## ASSIGNMENT
Each line of the material below that holds the word "detail" needs to be copied.

## DATA EXTRACT
════════════════════
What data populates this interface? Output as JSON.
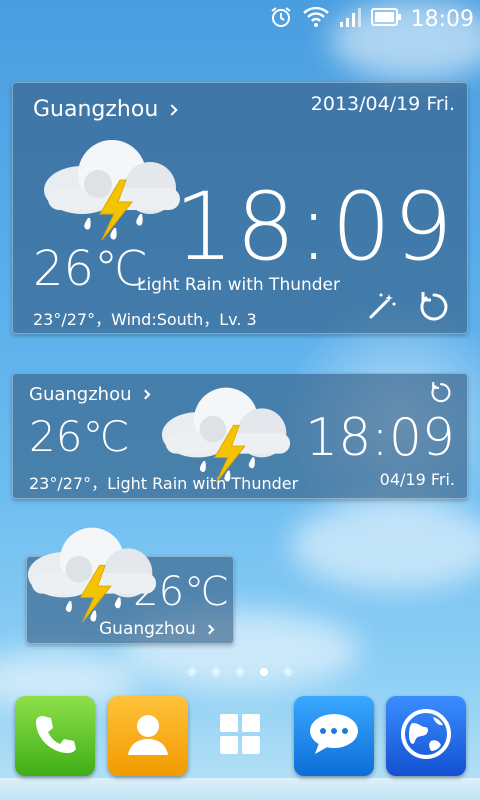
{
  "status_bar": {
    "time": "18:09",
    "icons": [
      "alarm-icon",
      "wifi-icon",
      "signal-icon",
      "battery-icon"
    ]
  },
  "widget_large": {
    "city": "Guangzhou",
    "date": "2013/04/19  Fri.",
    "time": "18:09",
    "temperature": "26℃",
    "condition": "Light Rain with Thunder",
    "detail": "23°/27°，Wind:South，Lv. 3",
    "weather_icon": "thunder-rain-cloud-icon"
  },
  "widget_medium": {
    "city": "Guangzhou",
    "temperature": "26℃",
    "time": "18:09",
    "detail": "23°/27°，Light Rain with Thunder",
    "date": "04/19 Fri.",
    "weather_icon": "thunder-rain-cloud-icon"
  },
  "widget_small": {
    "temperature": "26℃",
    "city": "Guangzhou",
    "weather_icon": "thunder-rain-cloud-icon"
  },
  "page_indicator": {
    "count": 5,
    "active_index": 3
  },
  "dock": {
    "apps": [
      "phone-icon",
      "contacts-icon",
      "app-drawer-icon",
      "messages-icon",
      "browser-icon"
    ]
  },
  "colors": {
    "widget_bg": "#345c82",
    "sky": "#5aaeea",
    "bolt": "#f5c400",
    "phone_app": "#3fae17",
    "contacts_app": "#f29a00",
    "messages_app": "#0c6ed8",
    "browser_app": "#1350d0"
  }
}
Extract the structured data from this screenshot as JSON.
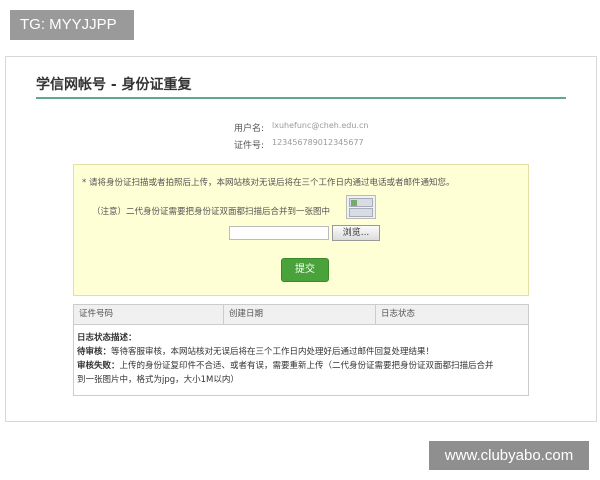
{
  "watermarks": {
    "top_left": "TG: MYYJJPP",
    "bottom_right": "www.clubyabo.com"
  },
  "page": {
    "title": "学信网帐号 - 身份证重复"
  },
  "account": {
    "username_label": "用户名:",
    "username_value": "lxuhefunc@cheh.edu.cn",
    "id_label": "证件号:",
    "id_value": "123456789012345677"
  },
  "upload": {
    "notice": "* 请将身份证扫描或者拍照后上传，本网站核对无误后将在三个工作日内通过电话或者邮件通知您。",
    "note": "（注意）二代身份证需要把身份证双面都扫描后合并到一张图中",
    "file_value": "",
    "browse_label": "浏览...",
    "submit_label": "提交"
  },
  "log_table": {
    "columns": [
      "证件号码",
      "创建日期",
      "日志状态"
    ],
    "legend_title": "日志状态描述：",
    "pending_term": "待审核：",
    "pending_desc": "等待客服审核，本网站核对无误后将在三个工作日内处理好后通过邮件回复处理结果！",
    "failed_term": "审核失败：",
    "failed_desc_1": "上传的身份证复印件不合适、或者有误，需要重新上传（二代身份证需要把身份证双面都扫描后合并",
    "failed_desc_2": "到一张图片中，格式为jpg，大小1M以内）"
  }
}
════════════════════
## EXERCISE ANSWER
    "detail": "23°/27°，Wind:South，Lv. 3",
    "detail": "23°/27°，Light Rain with Thunder",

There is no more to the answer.